I am very excited about the International Violin Competition of Indianapolis because I will have the opportunity to go to Indianapolis to hear the final round of the competition and write about it for Strings and the American Record Guide. The competition begins on September 3, and all the rounds will be broadcast in real time over the web through the competition website.
Though I don't like "competition" as a rule when it comes to music, some of my most interesting experiences, musical and otherwise, happened at an international flute competition in Budapest, Hungary. I went to Budapest to play in the competition in September of 1980, between a summer orchestral job in Graz, Austria, and a job that I was going to begin at the end of September in Schladming, Austria.
Hungary was still a communist country in 1980, and its currency was "soft," meaning you could convert currency from Western Europe into forins, but you couldn't convert forins back into Western European currency. I didn't know anything about this at the time, so I converted nearly all my cash (it wasn't much) into forins, and had a blast in Budapest buying music (it was really cheap) and eating in restaurants. When it was time to leave Budapest I had what amounted to $35.00 tucked in a hiding place in my wallet, and that was the only way I could take the train from the Hungarian border to my destination in Austria.
All the flutists who played in the competition stayed in the same dormitory. There were people from all over the world, and I found that the people from Eastern Europe were particularly friendly. German was the common language then, but there were a bunch of people who were excited to speak in English. I remember one flutist from Budapest invited me to her house, which was palatial. Her father was some kind of party official, and she lived a rather charmed life. I also visited with a violinist friend named Maria Vermus who taught at the music academy in Budapest and was not connected with the party. She was a great violinist, one of finest I have ever heard, but even with a teaching position at a fine school she lived in near poverty.

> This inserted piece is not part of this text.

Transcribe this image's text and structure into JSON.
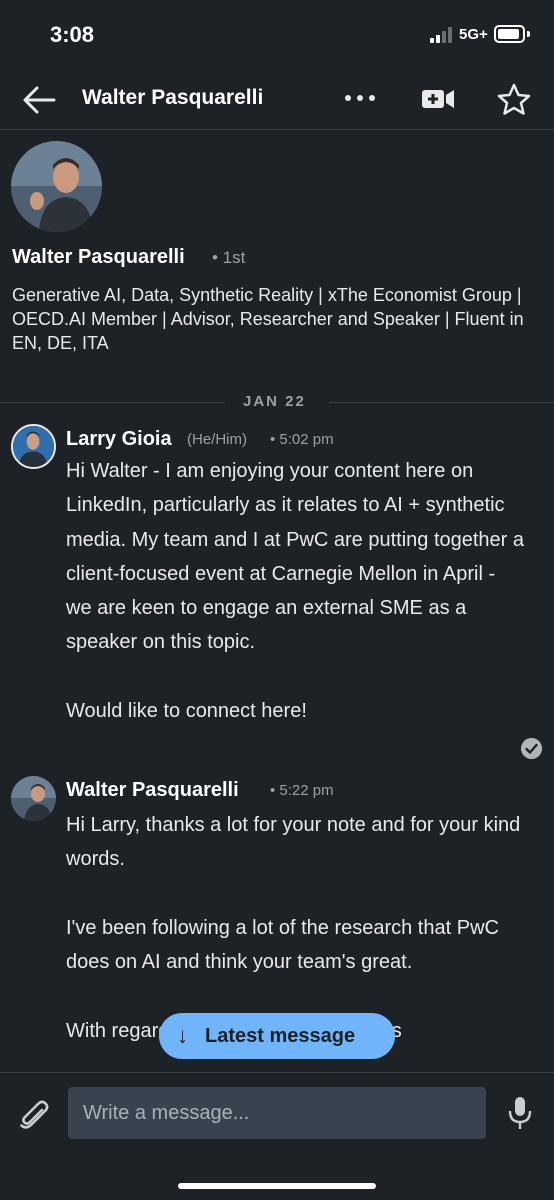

The first round of the competition consisted of one of the Bach Sonatas for flute and continuo (the C major, E minor, or E major--I chose the E major). I remember reading through the piece with the harpsichordist who played for everyone in the competition, and then meeting another harpsichordist, a student at the Academy named Geza, who was very eager to talk (in English) about my rather funky (now it would be considered historically-informed performance practice) way of playing Bach. He also wanted to talk about Western philosophy and play some sonatas together. Geza brought up all kinds of things that I had never thought about like the different national styles in Bach's writing for flute.
When I heard the Italian flutist Massimo Merceli play the C major Bach Sonata, I understood exactly what the Italian style, as explained to me by Geza, was all about. Massimo played beautifully, but he didn't make it past the preliminary round. When it was time for me to play I completely re-thought my E major Sonata, and I played it in the Italian style. I had a wonderful time pIaying, and was really happy to have gotten new musical insights from Geza, the Hungarian harpsichordist, and from hearing one of my fellow competitors play in a way that was truly beautiful. I didn't make it into the semi-final round either. Maybe the judges, who I believe were mostly French, didn't particularly like the Italian style of playing Bach. Who knows.
I had a great time in Budapest after the prelimary round was over. I can't remember who won the competition, but I do know that Massimo, who played in a way that really meant something, has a career as a soloist now.